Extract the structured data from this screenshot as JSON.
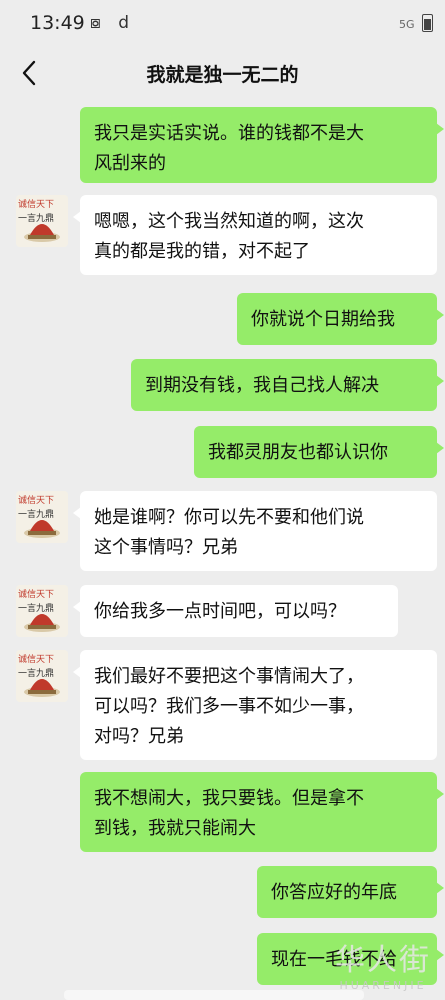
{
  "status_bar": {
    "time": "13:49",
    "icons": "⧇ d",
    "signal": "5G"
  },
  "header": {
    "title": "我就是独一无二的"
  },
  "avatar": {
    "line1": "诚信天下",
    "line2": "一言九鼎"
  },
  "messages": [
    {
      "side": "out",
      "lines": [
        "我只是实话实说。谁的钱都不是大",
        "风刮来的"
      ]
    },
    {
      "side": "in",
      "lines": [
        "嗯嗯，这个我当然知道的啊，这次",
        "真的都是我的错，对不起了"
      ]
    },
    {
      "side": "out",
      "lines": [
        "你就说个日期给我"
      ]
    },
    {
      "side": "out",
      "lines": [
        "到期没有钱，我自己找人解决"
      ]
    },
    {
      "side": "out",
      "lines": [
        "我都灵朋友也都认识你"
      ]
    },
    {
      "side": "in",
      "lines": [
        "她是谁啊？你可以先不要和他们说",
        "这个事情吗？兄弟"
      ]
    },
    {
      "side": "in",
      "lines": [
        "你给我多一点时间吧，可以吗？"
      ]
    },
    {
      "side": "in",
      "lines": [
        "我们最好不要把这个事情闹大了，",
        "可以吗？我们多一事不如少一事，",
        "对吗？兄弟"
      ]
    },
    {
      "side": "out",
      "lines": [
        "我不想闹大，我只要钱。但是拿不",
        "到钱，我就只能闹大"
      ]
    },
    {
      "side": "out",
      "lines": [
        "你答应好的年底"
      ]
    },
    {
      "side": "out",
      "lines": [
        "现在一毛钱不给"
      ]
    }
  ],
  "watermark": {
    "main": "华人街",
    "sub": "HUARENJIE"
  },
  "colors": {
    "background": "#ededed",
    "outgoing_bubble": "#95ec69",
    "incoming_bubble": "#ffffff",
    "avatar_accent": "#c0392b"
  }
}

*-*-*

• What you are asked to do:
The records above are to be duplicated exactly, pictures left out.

• Worked solution:
Extract the structured data from this screenshot as JSON.
{
  "status_bar": {
    "time": "13:49",
    "icons": "⧇ d",
    "signal": "5G"
  },
  "header": {
    "title": "我就是独一无二的"
  },
  "avatar": {
    "line1": "诚信天下",
    "line2": "一言九鼎"
  },
  "messages": [
    {
      "side": "out",
      "lines": [
        "我只是实话实说。谁的钱都不是大",
        "风刮来的"
      ]
    },
    {
      "side": "in",
      "lines": [
        "嗯嗯，这个我当然知道的啊，这次",
        "真的都是我的错，对不起了"
      ]
    },
    {
      "side": "out",
      "lines": [
        "你就说个日期给我"
      ]
    },
    {
      "side": "out",
      "lines": [
        "到期没有钱，我自己找人解决"
      ]
    },
    {
      "side": "out",
      "lines": [
        "我都灵朋友也都认识你"
      ]
    },
    {
      "side": "in",
      "lines": [
        "她是谁啊？你可以先不要和他们说",
        "这个事情吗？兄弟"
      ]
    },
    {
      "side": "in",
      "lines": [
        "你给我多一点时间吧，可以吗？"
      ]
    },
    {
      "side": "in",
      "lines": [
        "我们最好不要把这个事情闹大了，",
        "可以吗？我们多一事不如少一事，",
        "对吗？兄弟"
      ]
    },
    {
      "side": "out",
      "lines": [
        "我不想闹大，我只要钱。但是拿不",
        "到钱，我就只能闹大"
      ]
    },
    {
      "side": "out",
      "lines": [
        "你答应好的年底"
      ]
    },
    {
      "side": "out",
      "lines": [
        "现在一毛钱不给"
      ]
    }
  ],
  "watermark": {
    "main": "华人街",
    "sub": "HUARENJIE"
  },
  "colors": {
    "background": "#ededed",
    "outgoing_bubble": "#95ec69",
    "incoming_bubble": "#ffffff",
    "avatar_accent": "#c0392b"
  }
}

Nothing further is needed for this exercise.